DISCLAIMER

DISCLAIMER: Vacuum tube circuits work with dangerously high voltages. Do not attempt to build circuits presented on this site if you do not have the required experience and skills to work with such voltages. I assume no responsibility whatsoever for any damage caused by the usage of my circuits.

All rights of photos and text reserved. Usage of photos or text from my blog on other websites or for any other purpose only with prior permission. If you want to use any material from my blog please contact me by email.



Thursday, June 26, 2014

Differential 10Y Line Preamp, Part 1

Hi!

I am often asked when I will finally present a push pull amplifier. In fact I am often perceived as being prejudiced pro Single Ended. While I do like the sound of my single ended designs, I am by no means religiously bound to this concept. In fact I did build push pull amplifiers in the past and probably will do so in the future. At the latest when somebody orders a push pull amplifier from me.

Such has happened for a preamplifier. A user of my 10Y line stage asked me for possibilities to upgrade it. So I proposed a differential version of it.

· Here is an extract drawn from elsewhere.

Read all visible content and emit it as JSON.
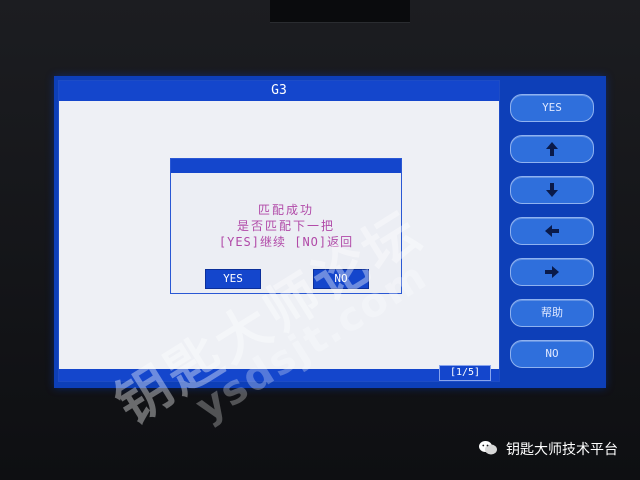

Differential in this case means that it will be a self balancing circuit. The beauty of such a concept is the possibility to build it without any capacitor in the signal path. And that's how this line stage will be done. Lot's of iron, no capacitors in the signal section. Everything decoupled from the power supply. Of course that means that 2 10Y tubes will be needed per channel. 4 of them in total. This is the top metal plate of the signal section:




The left half will be occupied by filament chokes. For the 4 sockets to fit, I had to use some different ones as usual, which have a smaller footprint. These allow the vibration damped sub assemblies to be narrower.

I often get emails about my technique of vibration damped sub assemblies for the tube sockets. So I will show this a bit more in detail in this first part. These are the basic elements used for that:




A rubber cylinder with metal threads at both ends. Threaded metal blocks get attached at either end.

The small metal plates which carry the tube sockets have threaded holes on the bottom:




Tube socket mounted:




Then the metal blocks get attached to the plate with screws:




The rubber elements screw into the sides of these metal blocks:




The small wire is there to make an electrical connection from the sub plate to the main plate. Another set of the metal blocks goes onto the other side of the rubber pieces:




The outer metal blocks get attached to the main metal plate:




View from the other side:




Stay tuned for updates on the construction of this preamp.

Best regards

Thomas

No comments:

Post a Comment